╔══
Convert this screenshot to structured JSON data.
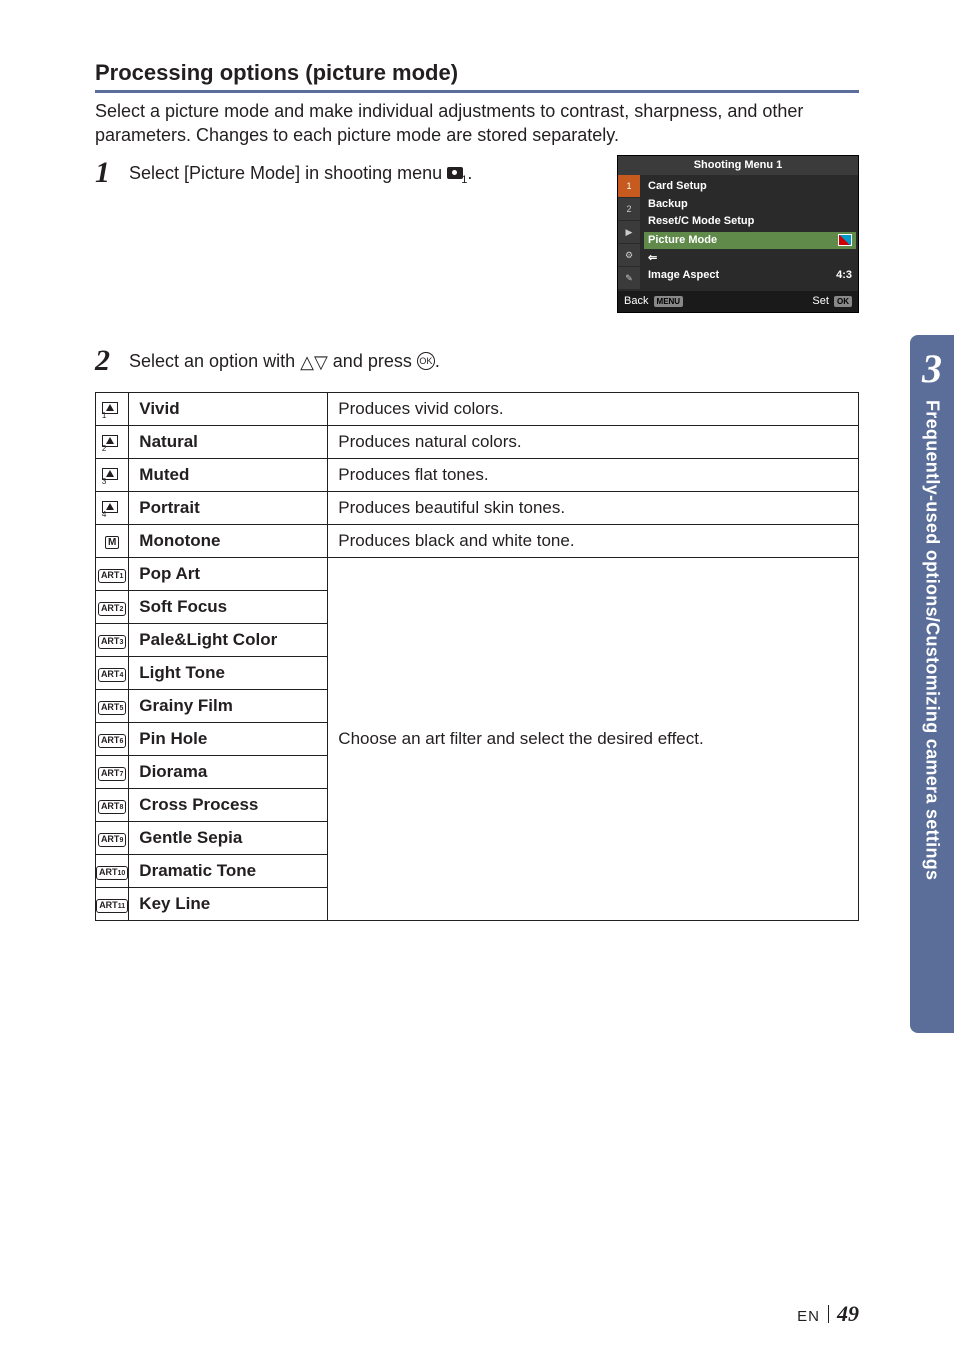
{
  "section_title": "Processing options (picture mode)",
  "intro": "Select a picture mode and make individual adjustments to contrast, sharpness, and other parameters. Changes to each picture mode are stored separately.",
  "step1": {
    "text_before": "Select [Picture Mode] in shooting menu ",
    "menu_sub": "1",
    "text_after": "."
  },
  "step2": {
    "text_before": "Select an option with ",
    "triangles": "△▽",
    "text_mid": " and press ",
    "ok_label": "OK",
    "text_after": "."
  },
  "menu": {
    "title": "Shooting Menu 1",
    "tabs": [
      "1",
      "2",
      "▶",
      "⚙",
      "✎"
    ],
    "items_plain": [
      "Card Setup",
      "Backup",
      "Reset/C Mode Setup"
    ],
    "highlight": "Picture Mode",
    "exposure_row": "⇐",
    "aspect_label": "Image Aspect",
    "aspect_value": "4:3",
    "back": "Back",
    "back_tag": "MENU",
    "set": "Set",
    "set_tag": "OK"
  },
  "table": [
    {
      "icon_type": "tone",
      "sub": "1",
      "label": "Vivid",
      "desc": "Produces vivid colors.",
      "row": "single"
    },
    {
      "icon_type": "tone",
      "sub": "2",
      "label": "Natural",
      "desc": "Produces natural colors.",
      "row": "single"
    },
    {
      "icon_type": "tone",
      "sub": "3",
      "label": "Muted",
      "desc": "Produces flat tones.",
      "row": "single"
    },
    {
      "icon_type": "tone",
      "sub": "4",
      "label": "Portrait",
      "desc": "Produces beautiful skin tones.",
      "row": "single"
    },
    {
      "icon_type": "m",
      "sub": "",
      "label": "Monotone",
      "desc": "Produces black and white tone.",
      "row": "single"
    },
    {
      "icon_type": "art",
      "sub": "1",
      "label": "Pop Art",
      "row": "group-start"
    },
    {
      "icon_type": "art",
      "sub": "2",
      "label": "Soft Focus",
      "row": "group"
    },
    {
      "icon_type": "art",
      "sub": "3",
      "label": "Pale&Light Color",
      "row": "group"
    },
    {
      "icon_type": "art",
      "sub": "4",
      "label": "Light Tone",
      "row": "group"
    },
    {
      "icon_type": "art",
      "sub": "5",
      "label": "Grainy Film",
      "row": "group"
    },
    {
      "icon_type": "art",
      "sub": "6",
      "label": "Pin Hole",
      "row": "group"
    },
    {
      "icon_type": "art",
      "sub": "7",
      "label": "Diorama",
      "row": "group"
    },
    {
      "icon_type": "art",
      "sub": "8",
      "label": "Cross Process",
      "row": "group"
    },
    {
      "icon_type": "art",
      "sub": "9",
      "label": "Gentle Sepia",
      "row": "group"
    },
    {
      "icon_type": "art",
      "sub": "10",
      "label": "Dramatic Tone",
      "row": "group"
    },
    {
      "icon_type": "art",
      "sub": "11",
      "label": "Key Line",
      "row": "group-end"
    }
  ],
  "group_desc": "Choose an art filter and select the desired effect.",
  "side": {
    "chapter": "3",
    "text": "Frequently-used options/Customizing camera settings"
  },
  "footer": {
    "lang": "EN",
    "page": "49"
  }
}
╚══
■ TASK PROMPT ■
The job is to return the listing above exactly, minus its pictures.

■ RESULT OF THIS EXERCISE ■
Convert this screenshot to structured JSON data.
{
  "section_title": "Processing options (picture mode)",
  "intro": "Select a picture mode and make individual adjustments to contrast, sharpness, and other parameters. Changes to each picture mode are stored separately.",
  "step1": {
    "text_before": "Select [Picture Mode] in shooting menu ",
    "menu_sub": "1",
    "text_after": "."
  },
  "step2": {
    "text_before": "Select an option with ",
    "triangles": "△▽",
    "text_mid": " and press ",
    "ok_label": "OK",
    "text_after": "."
  },
  "menu": {
    "title": "Shooting Menu 1",
    "tabs": [
      "1",
      "2",
      "▶",
      "⚙",
      "✎"
    ],
    "items_plain": [
      "Card Setup",
      "Backup",
      "Reset/C Mode Setup"
    ],
    "highlight": "Picture Mode",
    "exposure_row": "⇐",
    "aspect_label": "Image Aspect",
    "aspect_value": "4:3",
    "back": "Back",
    "back_tag": "MENU",
    "set": "Set",
    "set_tag": "OK"
  },
  "table": [
    {
      "icon_type": "tone",
      "sub": "1",
      "label": "Vivid",
      "desc": "Produces vivid colors.",
      "row": "single"
    },
    {
      "icon_type": "tone",
      "sub": "2",
      "label": "Natural",
      "desc": "Produces natural colors.",
      "row": "single"
    },
    {
      "icon_type": "tone",
      "sub": "3",
      "label": "Muted",
      "desc": "Produces flat tones.",
      "row": "single"
    },
    {
      "icon_type": "tone",
      "sub": "4",
      "label": "Portrait",
      "desc": "Produces beautiful skin tones.",
      "row": "single"
    },
    {
      "icon_type": "m",
      "sub": "",
      "label": "Monotone",
      "desc": "Produces black and white tone.",
      "row": "single"
    },
    {
      "icon_type": "art",
      "sub": "1",
      "label": "Pop Art",
      "row": "group-start"
    },
    {
      "icon_type": "art",
      "sub": "2",
      "label": "Soft Focus",
      "row": "group"
    },
    {
      "icon_type": "art",
      "sub": "3",
      "label": "Pale&Light Color",
      "row": "group"
    },
    {
      "icon_type": "art",
      "sub": "4",
      "label": "Light Tone",
      "row": "group"
    },
    {
      "icon_type": "art",
      "sub": "5",
      "label": "Grainy Film",
      "row": "group"
    },
    {
      "icon_type": "art",
      "sub": "6",
      "label": "Pin Hole",
      "row": "group"
    },
    {
      "icon_type": "art",
      "sub": "7",
      "label": "Diorama",
      "row": "group"
    },
    {
      "icon_type": "art",
      "sub": "8",
      "label": "Cross Process",
      "row": "group"
    },
    {
      "icon_type": "art",
      "sub": "9",
      "label": "Gentle Sepia",
      "row": "group"
    },
    {
      "icon_type": "art",
      "sub": "10",
      "label": "Dramatic Tone",
      "row": "group"
    },
    {
      "icon_type": "art",
      "sub": "11",
      "label": "Key Line",
      "row": "group-end"
    }
  ],
  "group_desc": "Choose an art filter and select the desired effect.",
  "side": {
    "chapter": "3",
    "text": "Frequently-used options/Customizing camera settings"
  },
  "footer": {
    "lang": "EN",
    "page": "49"
  }
}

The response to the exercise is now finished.